Your answer must be a single number: how many lines in the records include the word "WHERE".

Collected data entries:

=====

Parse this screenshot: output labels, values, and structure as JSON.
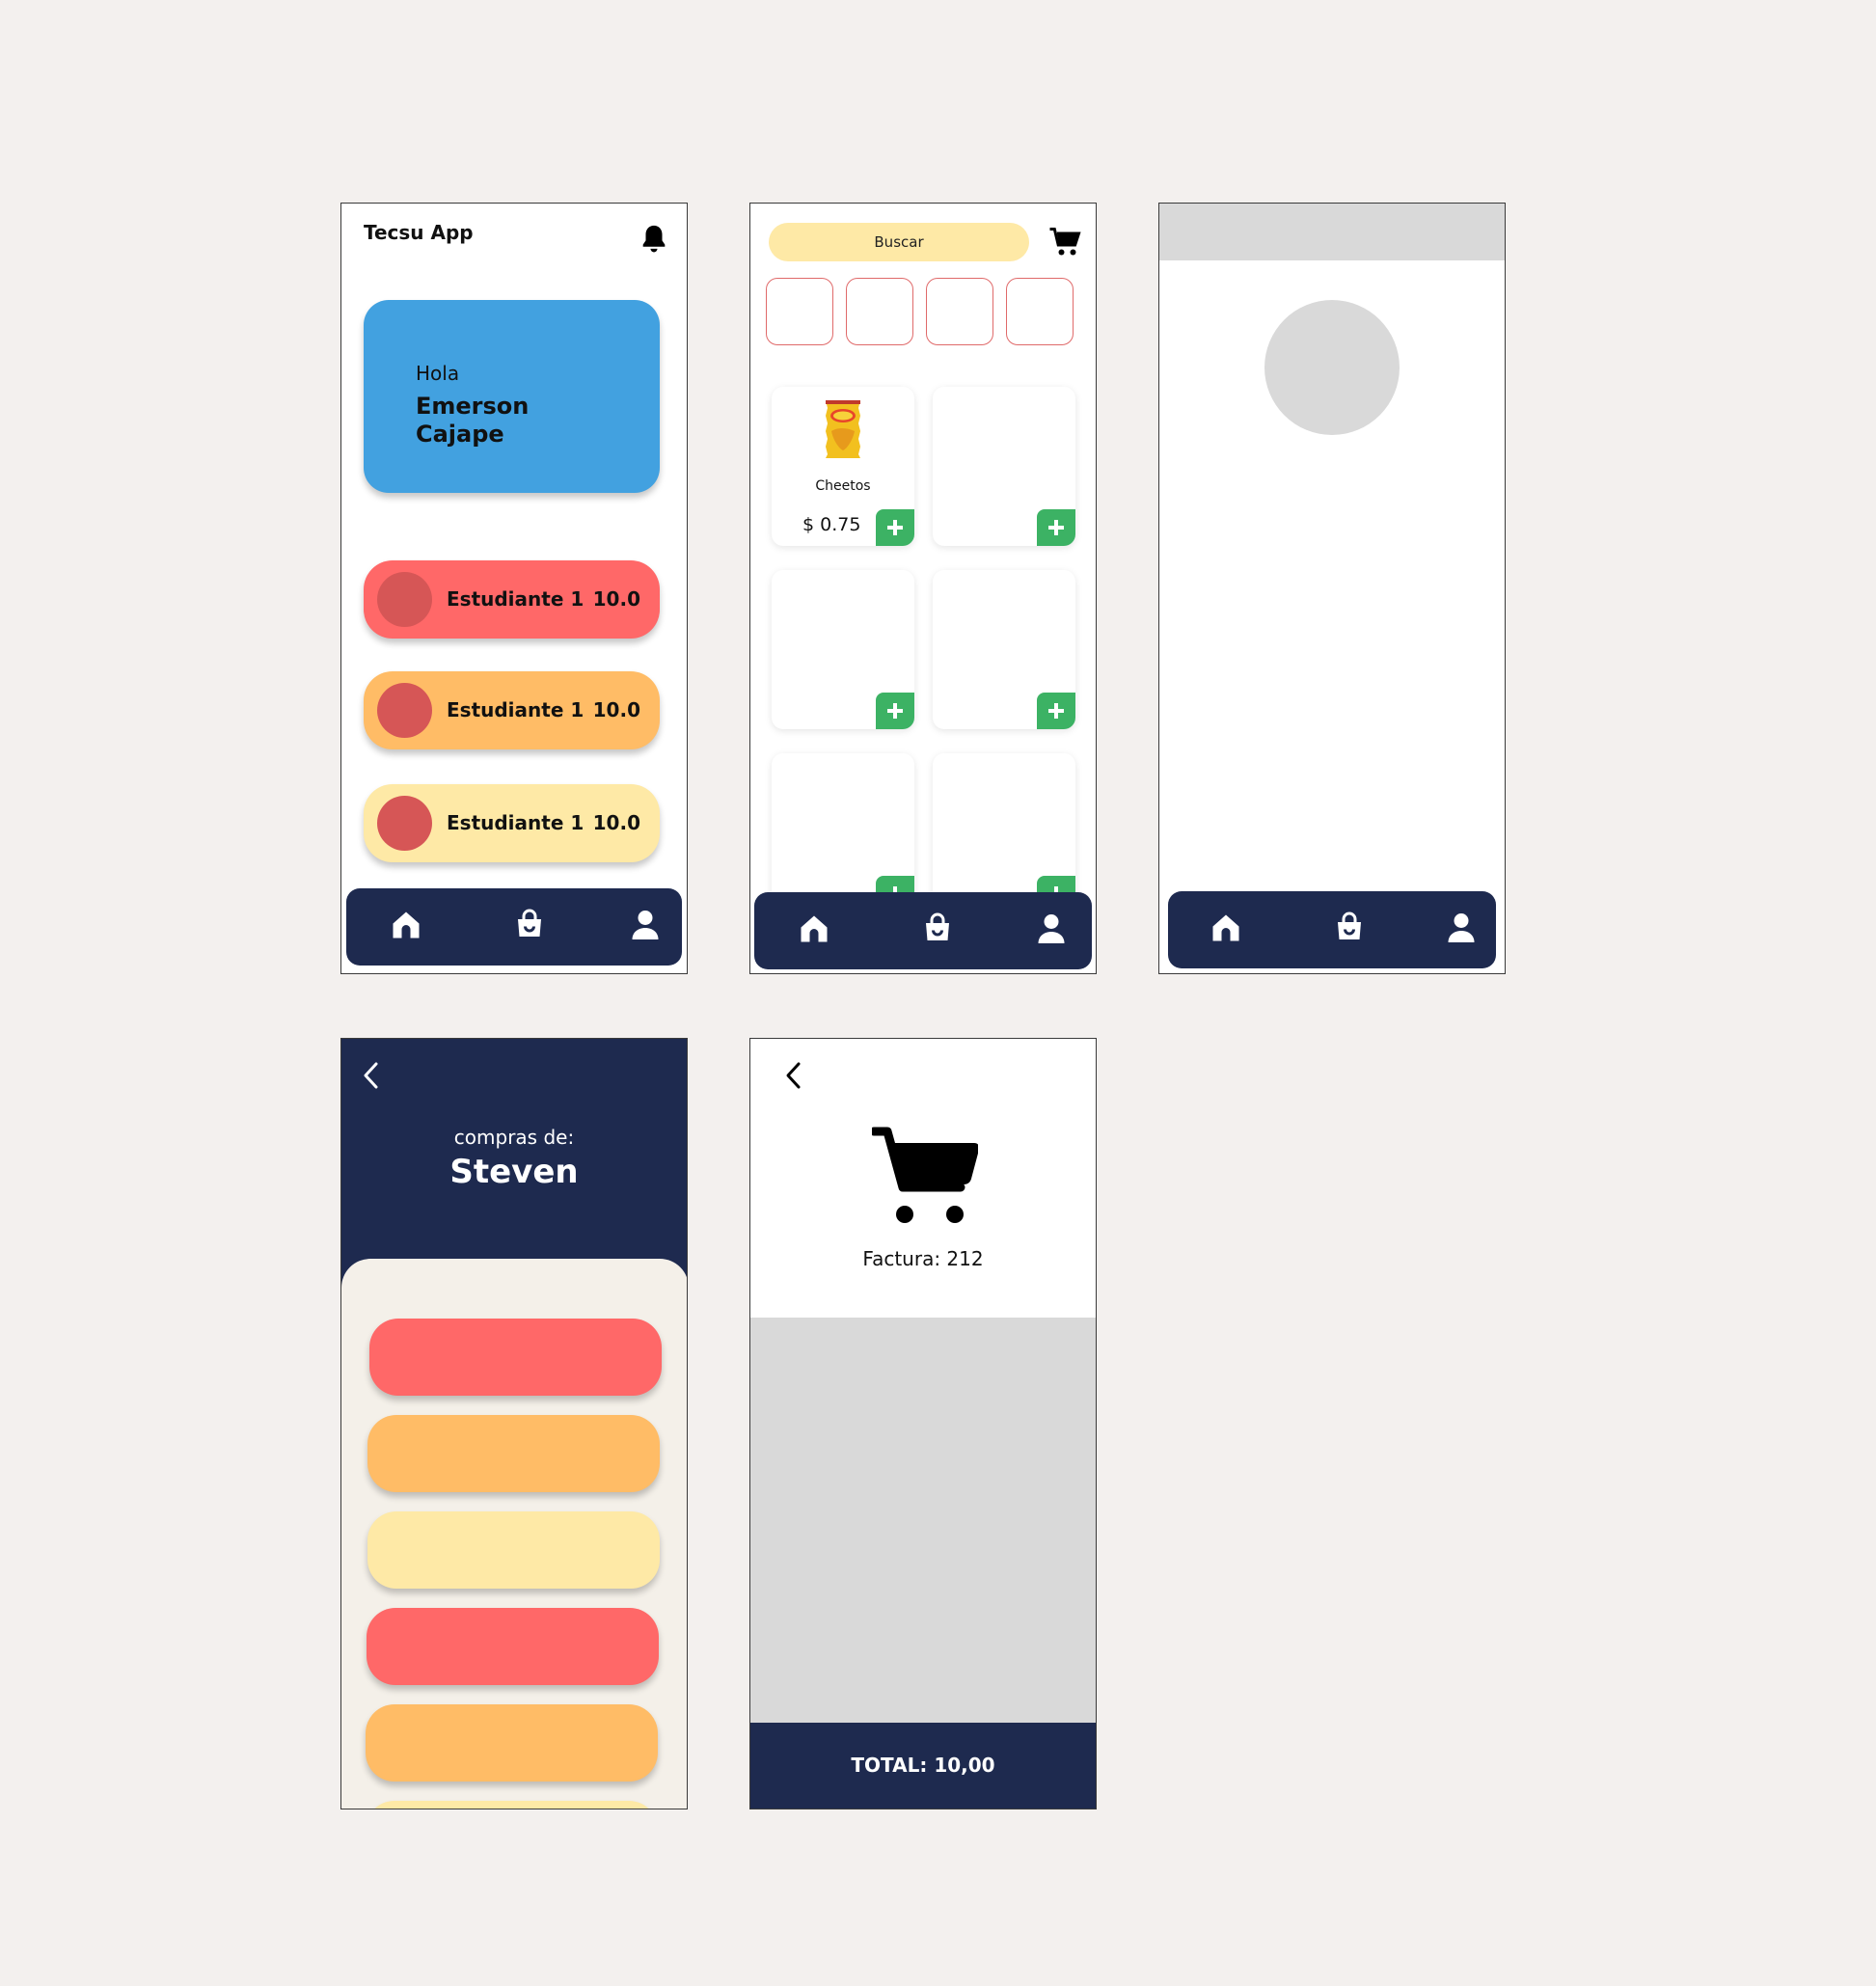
{
  "screen_home": {
    "app_title": "Tecsu App",
    "greeting": "Hola",
    "user_name": "Emerson Cajape",
    "students": [
      {
        "name": "Estudiante 1",
        "score": "10.0",
        "color": "#FF6868"
      },
      {
        "name": "Estudiante 1",
        "score": "10.0",
        "color": "#FFBC66"
      },
      {
        "name": "Estudiante 1",
        "score": "10.0",
        "color": "#FEE9A6"
      }
    ],
    "hero_color": "#42A1E0"
  },
  "screen_shop": {
    "search_placeholder": "Buscar",
    "product": {
      "name": "Cheetos",
      "price": "$ 0.75"
    },
    "add_button_color": "#3CB264"
  },
  "screen_purchases": {
    "label": "compras de:",
    "name": "Steven",
    "pill_colors": [
      "#FF6868",
      "#FFBC66",
      "#FEE9A6",
      "#FF6868",
      "#FFBC66",
      "#FEE9A6"
    ]
  },
  "screen_invoice": {
    "factura": "Factura: 212",
    "total": "TOTAL: 10,00"
  },
  "navbar": {
    "items": [
      "home-icon",
      "shopping-bag-icon",
      "user-icon"
    ],
    "color": "#1E2A4F"
  }
}
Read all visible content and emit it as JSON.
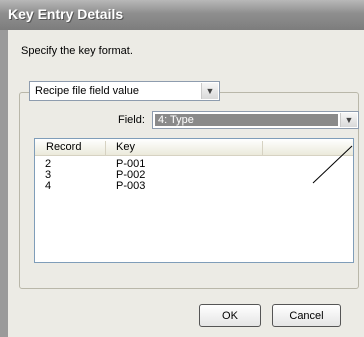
{
  "dialog": {
    "title": "Key Entry Details",
    "instruction": "Specify the key format."
  },
  "format_combo": {
    "value": "Recipe file field value"
  },
  "field": {
    "label": "Field:",
    "value": "4: Type"
  },
  "list": {
    "columns": [
      "Record",
      "Key"
    ],
    "rows": [
      {
        "record": "2",
        "key": "P-001"
      },
      {
        "record": "3",
        "key": "P-002"
      },
      {
        "record": "4",
        "key": "P-003"
      }
    ]
  },
  "buttons": {
    "ok": "OK",
    "cancel": "Cancel"
  },
  "icons": {
    "dropdown": "chevron-down-icon"
  }
}
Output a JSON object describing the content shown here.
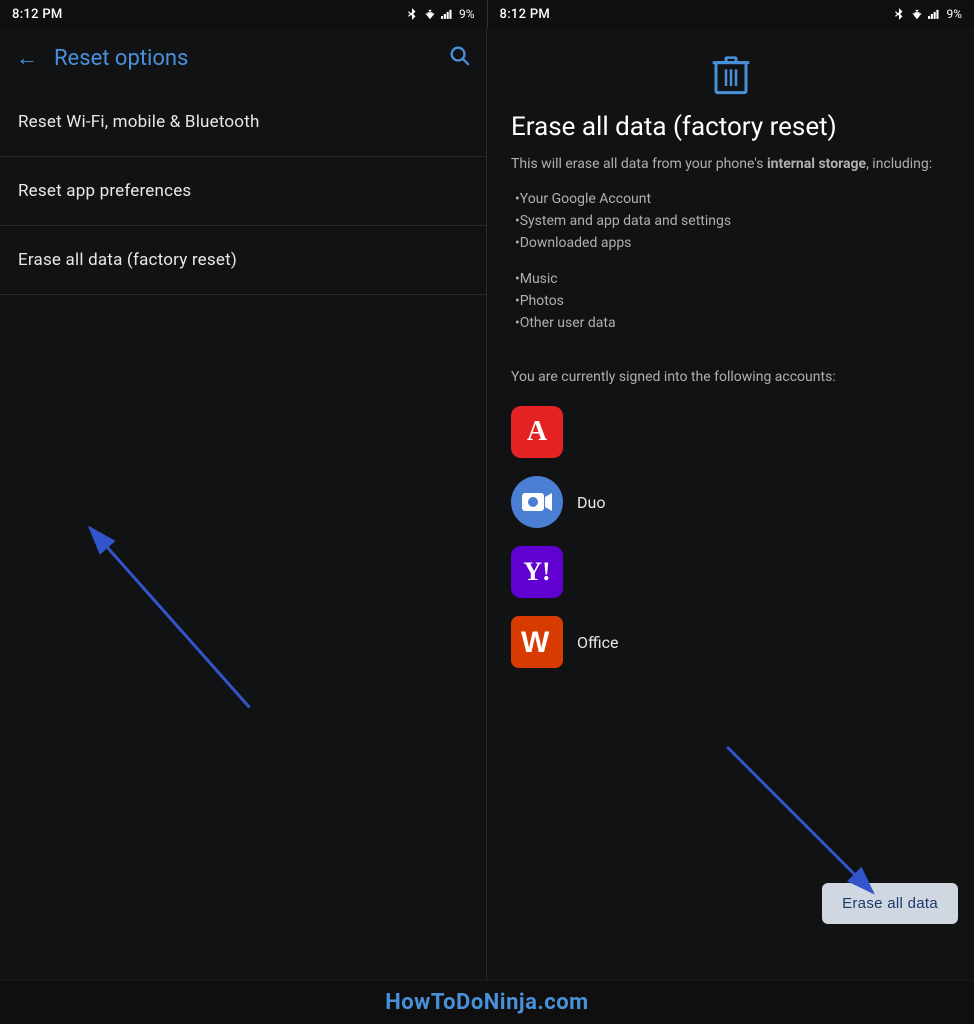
{
  "left_status": {
    "time": "8:12 PM",
    "icons": "🔵 ▼ 📶 9%"
  },
  "right_status": {
    "time": "8:12 PM",
    "icons": "🔵 ▼ 📶 9%"
  },
  "left_panel": {
    "back_label": "←",
    "title": "Reset options",
    "search_icon": "🔍",
    "menu_items": [
      "Reset Wi-Fi, mobile & Bluetooth",
      "Reset app preferences",
      "Erase all data (factory reset)"
    ]
  },
  "right_panel": {
    "trash_icon": "🗑",
    "title": "Erase all data (factory reset)",
    "description_prefix": "This will erase all data from your phone's ",
    "description_bold": "internal storage",
    "description_suffix": ", including:",
    "bullets": [
      "•Your Google Account",
      "•System and app data and settings",
      "•Downloaded apps",
      "•Music",
      "•Photos",
      "•Other user data"
    ],
    "signed_in_text": "You are currently signed into the following accounts:",
    "accounts": [
      {
        "name": "Adobe",
        "label": "",
        "type": "adobe"
      },
      {
        "name": "Duo",
        "label": "Duo",
        "type": "duo"
      },
      {
        "name": "Yahoo",
        "label": "",
        "type": "yahoo"
      },
      {
        "name": "Office",
        "label": "Office",
        "type": "office"
      }
    ],
    "erase_button_label": "Erase all data"
  },
  "watermark": "HowToDoNinja.com"
}
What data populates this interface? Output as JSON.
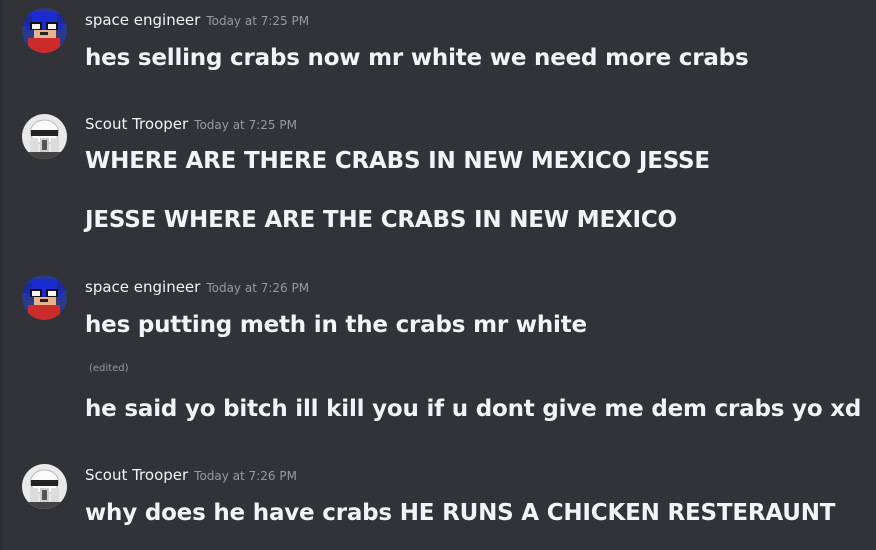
{
  "groups": [
    {
      "username": "space engineer",
      "timestamp": "Today at 7:25 PM",
      "lines": [
        "hes selling crabs now mr white we need more crabs"
      ]
    },
    {
      "username": "Scout Trooper",
      "timestamp": "Today at 7:25 PM",
      "lines": [
        "WHERE ARE THERE CRABS IN NEW MEXICO JESSE",
        "JESSE WHERE ARE THE CRABS IN NEW MEXICO"
      ]
    },
    {
      "username": "space engineer",
      "timestamp": "Today at 7:26 PM",
      "lines": [
        "hes putting meth in the crabs mr white",
        "he said yo bitch ill kill you if u dont give me dem crabs yo xd"
      ],
      "edited_label": "(edited)"
    },
    {
      "username": "Scout Trooper",
      "timestamp": "Today at 7:26 PM",
      "lines": [
        "why does he have crabs HE RUNS A CHICKEN RESTERAUNT"
      ]
    }
  ],
  "avatars": {
    "space_engineer": "sonic-minecraft-avatar-icon",
    "scout_trooper": "scout-trooper-helmet-avatar-icon"
  },
  "colors": {
    "background": "#313338",
    "text": "#f2f3f5",
    "muted": "#949ba4"
  }
}
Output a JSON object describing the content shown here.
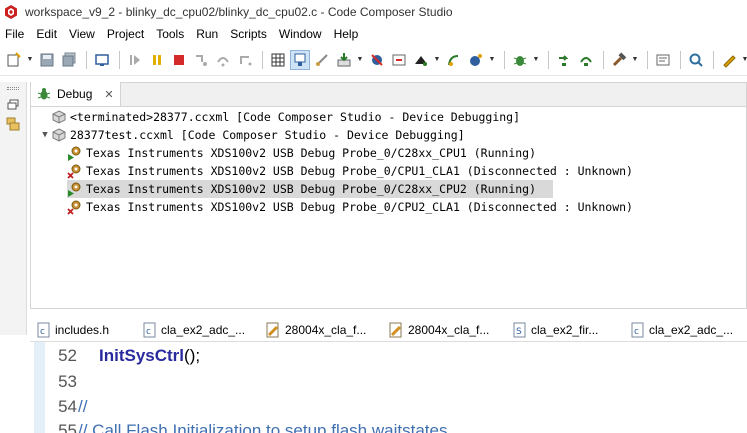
{
  "window": {
    "title": "workspace_v9_2 - blinky_dc_cpu02/blinky_dc_cpu02.c - Code Composer Studio"
  },
  "menu": [
    "File",
    "Edit",
    "View",
    "Project",
    "Tools",
    "Run",
    "Scripts",
    "Window",
    "Help"
  ],
  "debug_view": {
    "tab_label": "Debug",
    "tab_close": "✕",
    "items": [
      {
        "text": "<terminated>28377.ccxml [Code Composer Studio - Device Debugging]",
        "state": "terminated"
      },
      {
        "text": "28377test.ccxml [Code Composer Studio - Device Debugging]",
        "state": "session"
      },
      {
        "text": "Texas Instruments XDS100v2 USB Debug Probe_0/C28xx_CPU1 (Running)",
        "state": "running"
      },
      {
        "text": "Texas Instruments XDS100v2 USB Debug Probe_0/CPU1_CLA1 (Disconnected : Unknown)",
        "state": "disconnected"
      },
      {
        "text": "Texas Instruments XDS100v2 USB Debug Probe_0/C28xx_CPU2 (Running)",
        "state": "running",
        "selected": true
      },
      {
        "text": "Texas Instruments XDS100v2 USB Debug Probe_0/CPU2_CLA1 (Disconnected : Unknown)",
        "state": "disconnected"
      }
    ]
  },
  "editor_tabs": [
    {
      "label": "includes.h",
      "icon": "c-header-file-icon"
    },
    {
      "label": "cla_ex2_adc_...",
      "icon": "c-file-icon"
    },
    {
      "label": "28004x_cla_f...",
      "icon": "linker-cmd-file-icon"
    },
    {
      "label": "28004x_cla_f...",
      "icon": "linker-cmd-file-icon"
    },
    {
      "label": "cla_ex2_fir...",
      "icon": "asm-file-icon"
    },
    {
      "label": "cla_ex2_adc_...",
      "icon": "c-file-icon"
    }
  ],
  "code": {
    "lines": [
      {
        "num": "52",
        "func": "InitSysCtrl",
        "rest": "();"
      },
      {
        "num": "53",
        "text": ""
      },
      {
        "num": "54",
        "comment": "//"
      },
      {
        "num": "55",
        "comment": "// Call Flash Initialization to setup flash waitstates"
      }
    ]
  },
  "colors": {
    "selection": "#d9d9d9",
    "keyword": "#2a2a9f",
    "comment": "#3f6fb1",
    "gutter_strip": "#e4eff7"
  }
}
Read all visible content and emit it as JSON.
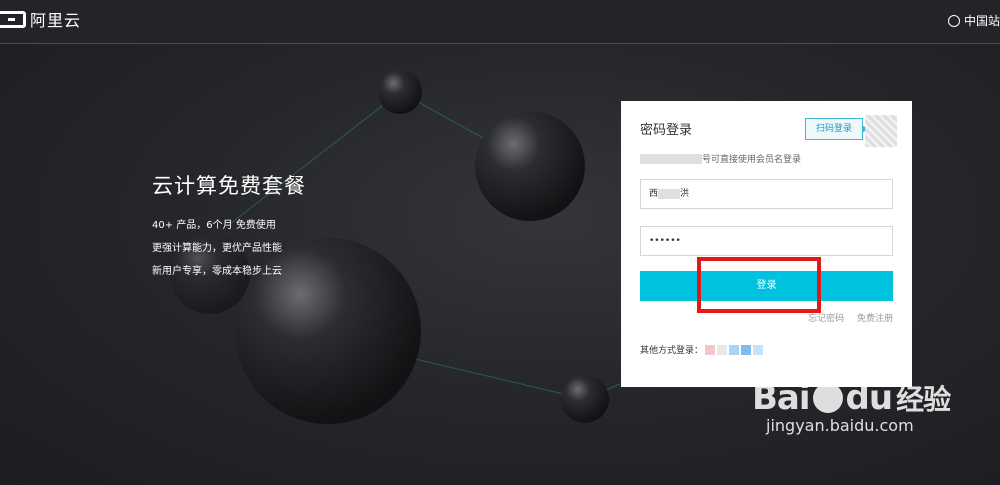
{
  "header": {
    "logo_text": "阿里云",
    "region_label": "中国站"
  },
  "promo": {
    "title": "云计算免费套餐",
    "lines": [
      "40+ 产品，6个月 免费使用",
      "更强计算能力，更优产品性能",
      "新用户专享，零成本稳步上云"
    ]
  },
  "login": {
    "title": "密码登录",
    "qr_tag": "扫码登录",
    "hint_text": "号可直接使用会员名登录",
    "username_prefix": "西",
    "username_suffix": "洪",
    "password_mask": "••••••",
    "submit_label": "登录",
    "forgot_label": "忘记密码",
    "register_label": "免费注册",
    "other_label": "其他方式登录："
  },
  "watermark": {
    "brand": "Bai",
    "brand2": "du",
    "product": "经验",
    "url": "jingyan.baidu.com"
  },
  "colors": {
    "accent": "#00c1de",
    "highlight": "#e0191b"
  }
}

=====

- Task result -
2